Emerald Ash Borer
Does the emerald ash borer sound familiar? It's a flying beetle, just over half an inch long, that attacks one type of tree in particular: ash trees. Its larva digs galleries inside and the insect attacks the leaves. The beetle is native to Asia and entered North America in 2002. How does it travel? In ash trees or the raw wood or bark of this species, or in logs, packaging, pallets or crates made of this wood. In Quebec, we are also fighting against this beetle.
Consequences for ash
The time before an infested tree dies usually varies from as little as one year to about 5 years. The determining factors of this time are its age and size. The galleries made by the larvae eventually compromise the circulation of sap, which feeds the trees. Visible signs are balding or early yellowing of the crown or leaves. Damage to the bark may also be visible. Often, a half-attacked tree has to be felled.
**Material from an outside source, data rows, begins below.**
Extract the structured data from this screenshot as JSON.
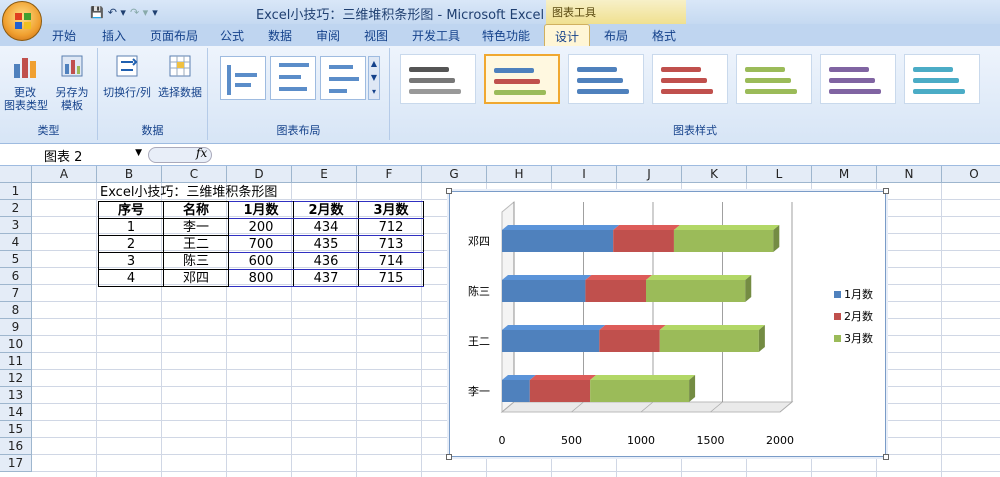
{
  "app": {
    "title": "Excel小技巧：三维堆积条形图 - Microsoft Excel",
    "context_tab_group": "图表工具"
  },
  "ribbon_tabs": [
    "开始",
    "插入",
    "页面布局",
    "公式",
    "数据",
    "审阅",
    "视图",
    "开发工具",
    "特色功能",
    "设计",
    "布局",
    "格式"
  ],
  "active_tab": "设计",
  "ribbon": {
    "type_group": {
      "label": "类型",
      "change_type": "更改\n图表类型",
      "save_template": "另存为\n模板"
    },
    "data_group": {
      "label": "数据",
      "switch_row_col": "切换行/列",
      "select_data": "选择数据"
    },
    "layout_group": {
      "label": "图表布局"
    },
    "style_group": {
      "label": "图表样式"
    }
  },
  "formula_bar": {
    "name_box": "图表 2",
    "fx": "fx"
  },
  "columns": [
    "A",
    "B",
    "C",
    "D",
    "E",
    "F",
    "G",
    "H",
    "I",
    "J",
    "K",
    "L",
    "M",
    "N",
    "O"
  ],
  "rows": [
    "1",
    "2",
    "3",
    "4",
    "5",
    "6",
    "7",
    "8",
    "9",
    "10",
    "11",
    "12",
    "13",
    "14",
    "15",
    "16",
    "17"
  ],
  "sheet": {
    "title": "Excel小技巧：三维堆积条形图",
    "headers": [
      "序号",
      "名称",
      "1月数",
      "2月数",
      "3月数"
    ],
    "rows": [
      [
        "1",
        "李一",
        "200",
        "434",
        "712"
      ],
      [
        "2",
        "王二",
        "700",
        "435",
        "713"
      ],
      [
        "3",
        "陈三",
        "600",
        "436",
        "714"
      ],
      [
        "4",
        "邓四",
        "800",
        "437",
        "715"
      ]
    ]
  },
  "chart_data": {
    "type": "bar",
    "orientation": "horizontal",
    "stacked": true,
    "three_d": true,
    "categories": [
      "李一",
      "王二",
      "陈三",
      "邓四"
    ],
    "series": [
      {
        "name": "1月数",
        "values": [
          200,
          700,
          600,
          800
        ],
        "color": "#4f81bd"
      },
      {
        "name": "2月数",
        "values": [
          434,
          435,
          436,
          437
        ],
        "color": "#c0504d"
      },
      {
        "name": "3月数",
        "values": [
          712,
          713,
          714,
          715
        ],
        "color": "#9bbb59"
      }
    ],
    "x_ticks": [
      "0",
      "500",
      "1000",
      "1500",
      "2000"
    ],
    "xlim": [
      0,
      2000
    ],
    "grid": true,
    "legend_position": "right"
  },
  "colors": {
    "ribbon": "#d7e5f6",
    "accent": "#f0a830",
    "grid": "#d0d7e5"
  }
}
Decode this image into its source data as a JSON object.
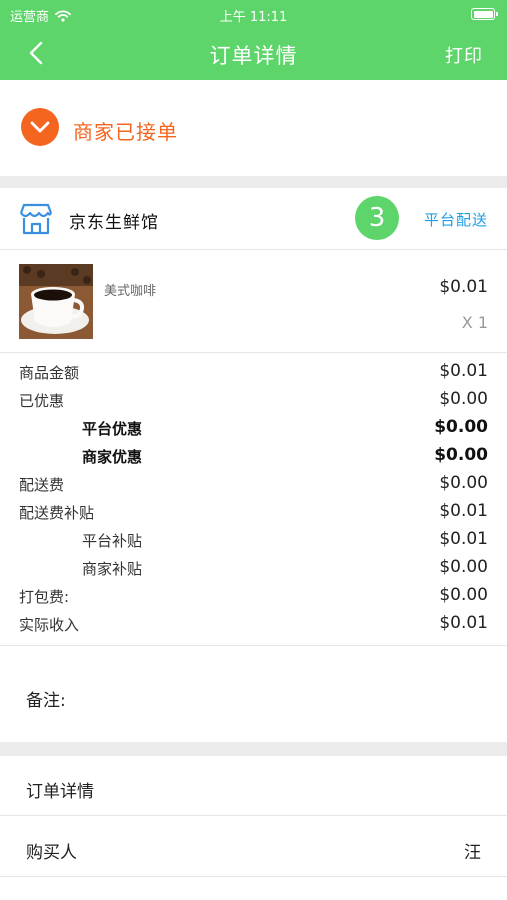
{
  "status_bar": {
    "carrier": "运营商",
    "time": "上午 11:11",
    "wifi_icon": "wifi-icon",
    "battery_icon": "battery-icon"
  },
  "nav": {
    "back_icon": "chevron-left-icon",
    "title": "订单详情",
    "print_label": "打印"
  },
  "order_status": {
    "icon": "check-circle-icon",
    "text": "商家已接单"
  },
  "store": {
    "icon": "store-icon",
    "name": "京东生鲜馆",
    "badge": "3",
    "delivery_type": "平台配送"
  },
  "product": {
    "image": "coffee-cup-image",
    "name": "美式咖啡",
    "price": "$0.01",
    "quantity": "X 1"
  },
  "amounts": [
    {
      "label": "商品金额",
      "value": "$0.01"
    },
    {
      "label": "已优惠",
      "value": "$0.00"
    },
    {
      "label": "平台优惠",
      "value": "$0.00"
    },
    {
      "label": "商家优惠",
      "value": "$0.00"
    },
    {
      "label": "配送费",
      "value": "$0.00"
    },
    {
      "label": "配送费补贴",
      "value": "$0.01"
    },
    {
      "label": "平台补贴",
      "value": "$0.01"
    },
    {
      "label": "商家补贴",
      "value": "$0.00"
    },
    {
      "label": "打包费:",
      "value": "$0.00"
    },
    {
      "label": "实际收入",
      "value": "$0.01"
    }
  ],
  "note": {
    "label": "备注:"
  },
  "order_detail_row": {
    "label": "订单详情"
  },
  "buyer": {
    "label": "购买人",
    "value": "汪"
  },
  "colors": {
    "header_green": "#5dd56a",
    "status_orange": "#f4651f",
    "link_blue": "#1e9fe6",
    "separator_gray": "#ececec"
  }
}
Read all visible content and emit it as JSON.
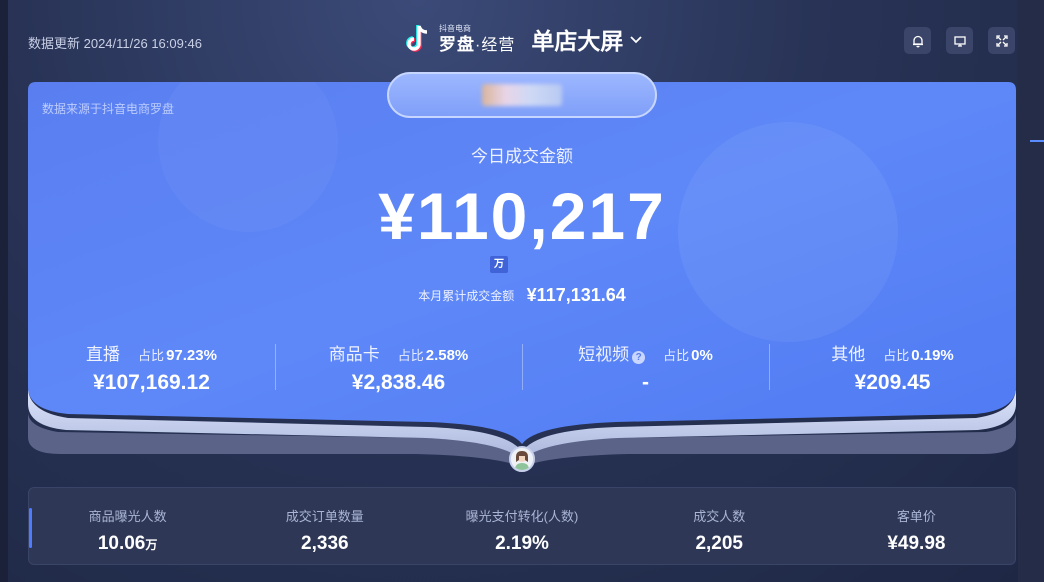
{
  "header": {
    "update_text": "数据更新 2024/11/26 16:09:46",
    "brand_small": "抖音电商",
    "brand_main": "罗盘",
    "brand_sub": "·经营",
    "screen_title": "单店大屏"
  },
  "card": {
    "source_note": "数据来源于抖音电商罗盘",
    "today_label": "今日成交金额",
    "today_value": "¥110,217",
    "unit_badge": "万",
    "month_label": "本月累计成交金额",
    "month_value": "¥117,131.64"
  },
  "channels": [
    {
      "name": "直播",
      "ratio_label": "占比",
      "ratio": "97.23%",
      "amount": "¥107,169.12"
    },
    {
      "name": "商品卡",
      "ratio_label": "占比",
      "ratio": "2.58%",
      "amount": "¥2,838.46"
    },
    {
      "name": "短视频",
      "help": "?",
      "ratio_label": "占比",
      "ratio": "0%",
      "amount": "-"
    },
    {
      "name": "其他",
      "ratio_label": "占比",
      "ratio": "0.19%",
      "amount": "¥209.45"
    }
  ],
  "metrics": [
    {
      "label": "商品曝光人数",
      "value": "10.06",
      "unit": "万"
    },
    {
      "label": "成交订单数量",
      "value": "2,336"
    },
    {
      "label": "曝光支付转化(人数)",
      "value": "2.19%"
    },
    {
      "label": "成交人数",
      "value": "2,205"
    },
    {
      "label": "客单价",
      "value": "¥49.98"
    }
  ],
  "colors": {
    "card_blue": "#5b85f6",
    "accent": "#4f7cff",
    "background": "#283356"
  },
  "icons": {
    "brand": "douyin-logo-icon",
    "chevron": "chevron-down-icon",
    "bell": "bell-icon",
    "monitor": "monitor-icon",
    "fullscreen": "fullscreen-icon"
  }
}
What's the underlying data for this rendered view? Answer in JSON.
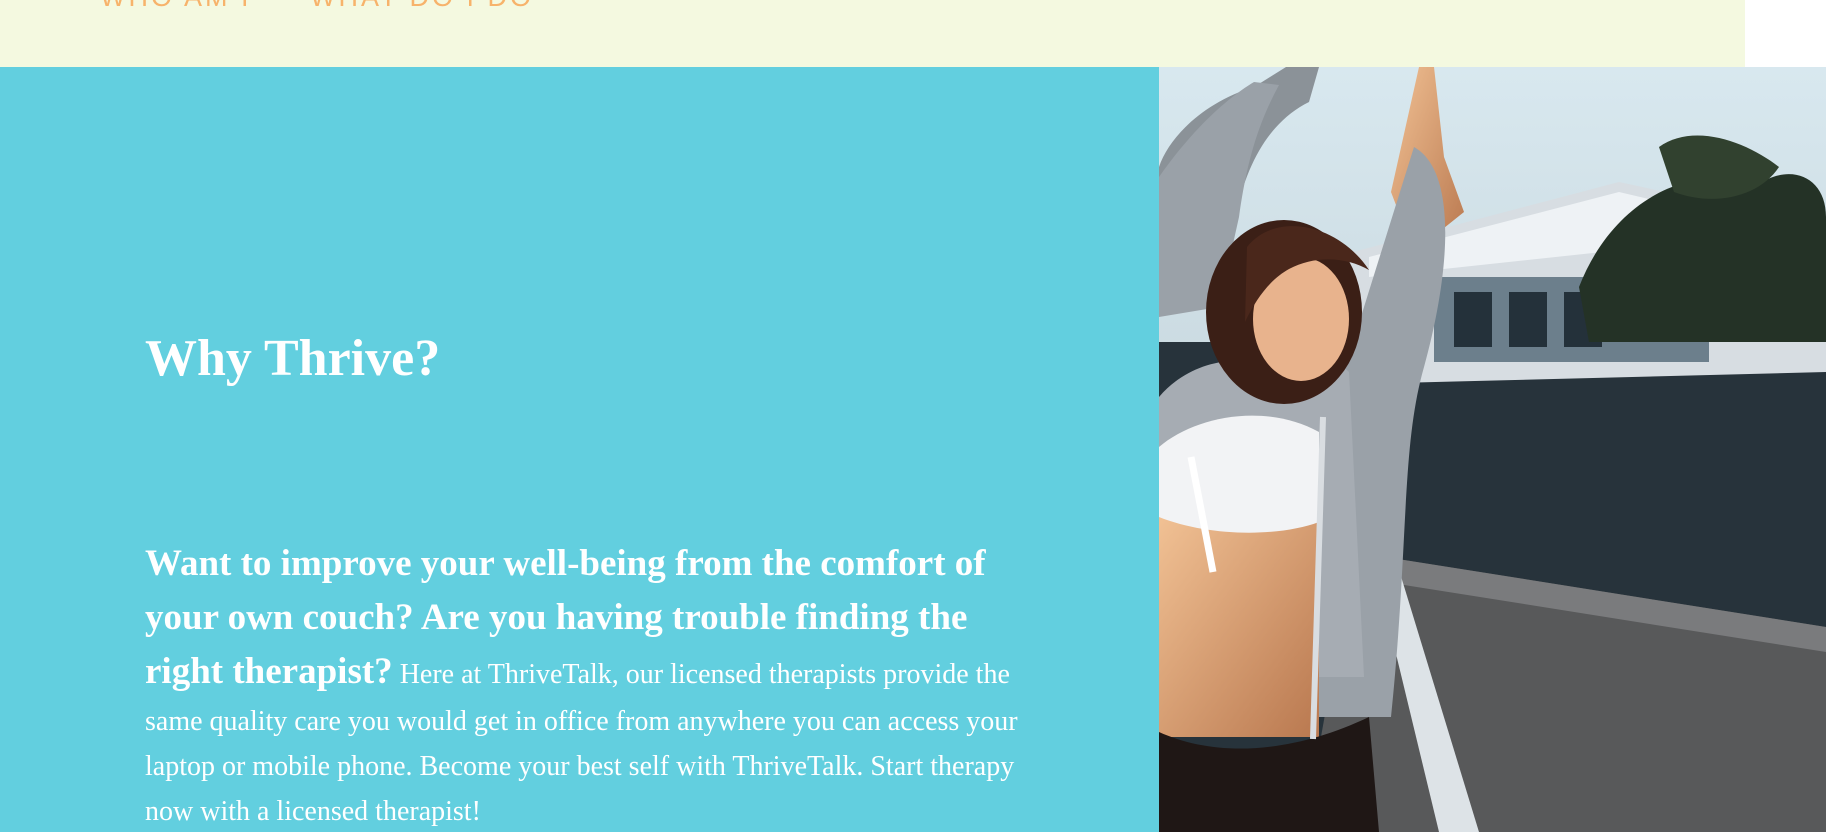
{
  "nav": {
    "items": [
      {
        "label": "WHO AM I"
      },
      {
        "label": "WHAT DO I DO"
      }
    ]
  },
  "hero": {
    "title": "Why Thrive?",
    "lead": "Want to improve your well-being from the comfort of your own couch? Are you having trouble finding the right therapist?",
    "body": "Here at ThriveTalk, our licensed therapists provide the same quality care you would get in office from anywhere you can access your laptop or mobile phone. Become your best self with ThriveTalk. Start therapy now with a licensed therapist!"
  },
  "colors": {
    "topbar_bg": "#f4f9e0",
    "nav_text": "#f7b36b",
    "hero_bg": "#62cfdf",
    "hero_text": "#ffffff"
  },
  "image": {
    "alt": "woman-stretching-on-dock"
  }
}
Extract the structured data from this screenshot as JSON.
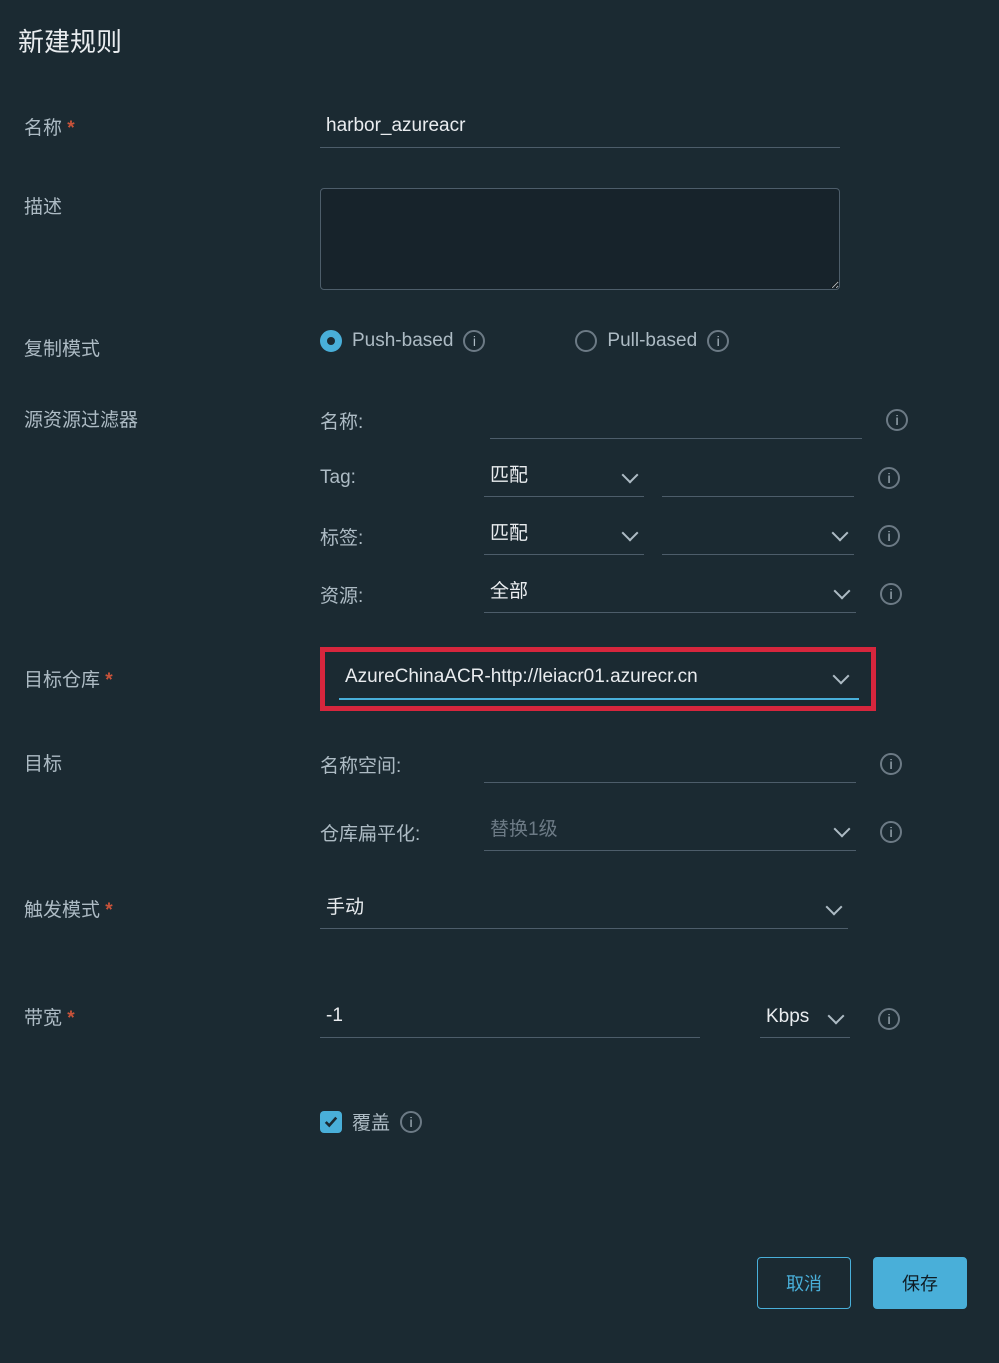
{
  "title": "新建规则",
  "labels": {
    "name": "名称",
    "description": "描述",
    "replicationMode": "复制模式",
    "sourceFilter": "源资源过滤器",
    "targetRegistry": "目标仓库",
    "target": "目标",
    "triggerMode": "触发模式",
    "bandwidth": "带宽",
    "override": "覆盖"
  },
  "fields": {
    "nameValue": "harbor_azureacr",
    "descriptionValue": "",
    "pushBased": "Push-based",
    "pullBased": "Pull-based",
    "filter": {
      "nameLabel": "名称:",
      "tagLabel": "Tag:",
      "labelLabel": "标签:",
      "resourceLabel": "资源:",
      "matchOption": "匹配",
      "allOption": "全部"
    },
    "registryValue": "AzureChinaACR-http://leiacr01.azurecr.cn",
    "namespaceLabel": "名称空间:",
    "flattenLabel": "仓库扁平化:",
    "flattenPlaceholder": "替换1级",
    "triggerValue": "手动",
    "bandwidthValue": "-1",
    "bandwidthUnit": "Kbps"
  },
  "buttons": {
    "cancel": "取消",
    "save": "保存"
  }
}
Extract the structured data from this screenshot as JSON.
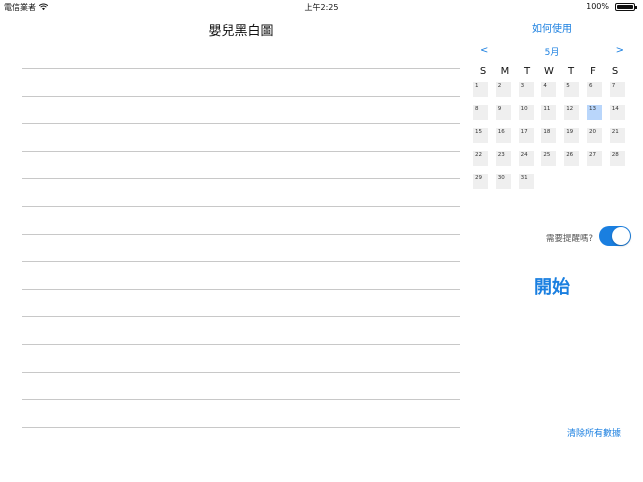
{
  "status_bar": {
    "carrier": "電信業者",
    "time": "上午2:25",
    "battery": "100%"
  },
  "main": {
    "title": "嬰兒黑白圖",
    "line_count": 14
  },
  "side": {
    "help_label": "如何使用",
    "calendar": {
      "prev_label": "<",
      "next_label": ">",
      "month_label": "5月",
      "weekdays": [
        "S",
        "M",
        "T",
        "W",
        "T",
        "F",
        "S"
      ],
      "weeks": [
        [
          "1",
          "2",
          "3",
          "4",
          "5",
          "6",
          "7"
        ],
        [
          "8",
          "9",
          "10",
          "11",
          "12",
          "13",
          "14"
        ],
        [
          "15",
          "16",
          "17",
          "18",
          "19",
          "20",
          "21"
        ],
        [
          "22",
          "23",
          "24",
          "25",
          "26",
          "27",
          "28"
        ],
        [
          "29",
          "30",
          "31",
          "",
          "",
          "",
          ""
        ]
      ],
      "selected_day": "13"
    },
    "remind_label": "需要提醒嗎?",
    "remind_on": true,
    "start_label": "開始",
    "clear_label": "清除所有數據"
  },
  "colors": {
    "accent": "#1a7fe0",
    "selected_day": "#b9d6fb",
    "day_cell": "#efefef"
  }
}
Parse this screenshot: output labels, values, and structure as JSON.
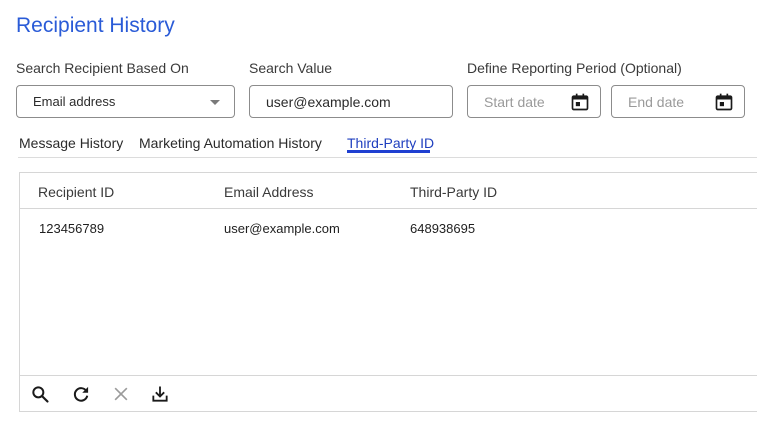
{
  "page": {
    "title": "Recipient History"
  },
  "filters": {
    "search_based_on_label": "Search Recipient Based On",
    "search_based_on_value": "Email address",
    "search_value_label": "Search Value",
    "search_value": "user@example.com",
    "period_label": "Define Reporting Period (Optional)",
    "start_placeholder": "Start date",
    "end_placeholder": "End date"
  },
  "tabs": [
    {
      "label": "Message History",
      "active": false
    },
    {
      "label": "Marketing Automation History",
      "active": false
    },
    {
      "label": "Third-Party ID",
      "active": true
    }
  ],
  "table": {
    "columns": [
      "Recipient ID",
      "Email Address",
      "Third-Party ID"
    ],
    "rows": [
      [
        "123456789",
        "user@example.com",
        "648938695"
      ]
    ]
  },
  "toolbar": {
    "icons": [
      "search-icon",
      "refresh-icon",
      "clear-icon",
      "download-icon"
    ]
  },
  "colors": {
    "accent": "#2a5bd7",
    "tab_underline": "#1f3fd1"
  }
}
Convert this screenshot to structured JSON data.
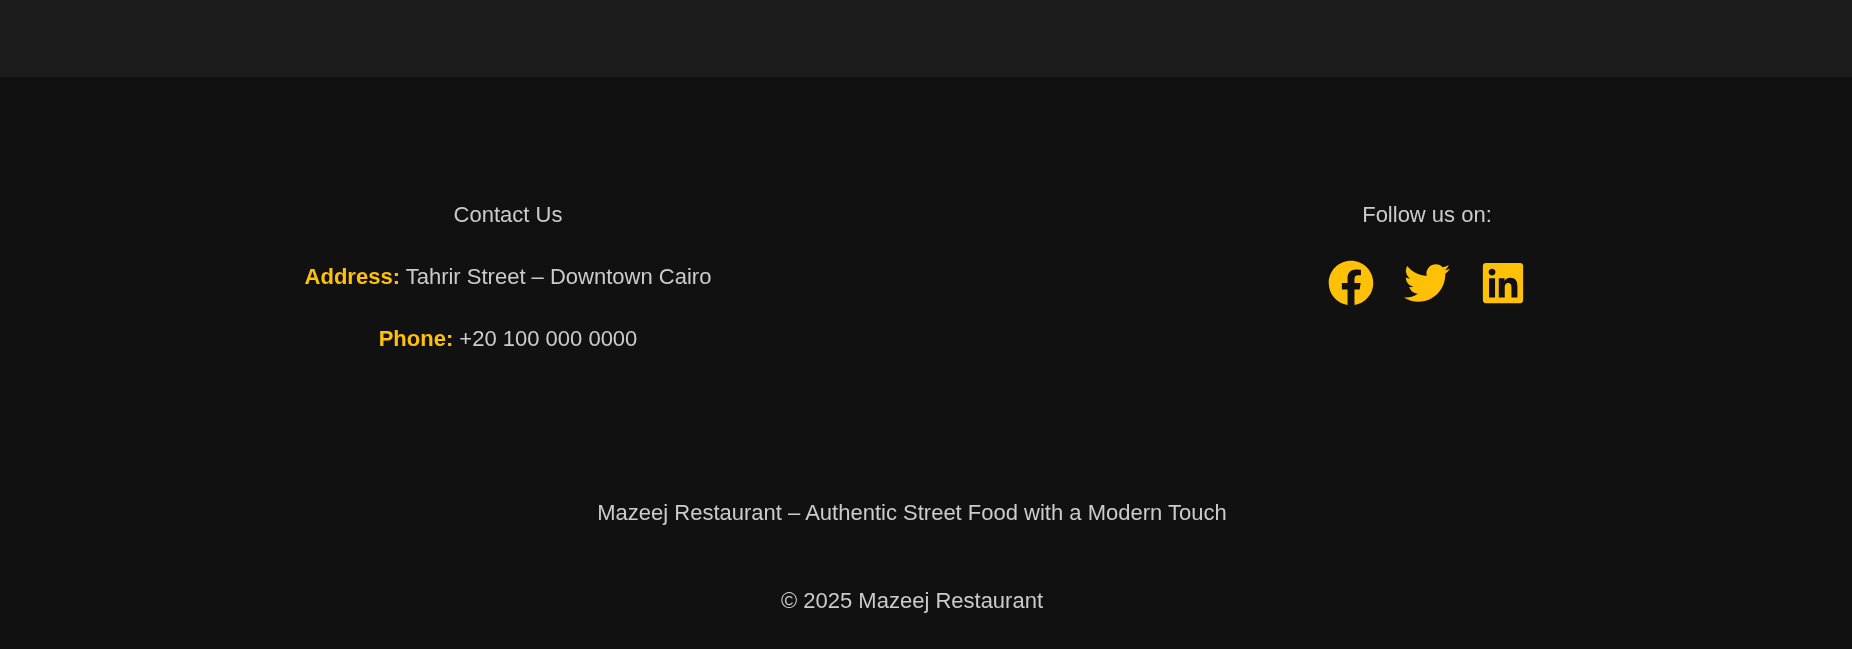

This is often enough to make the damage irreversible. However, the felling must take place outside the propagation period (mid-March to mid-September). When this happens, it is important to include the removal of the affected trees. Our tree care company can advise you on how to deal with this plague and can cut down and grub the trees as needed.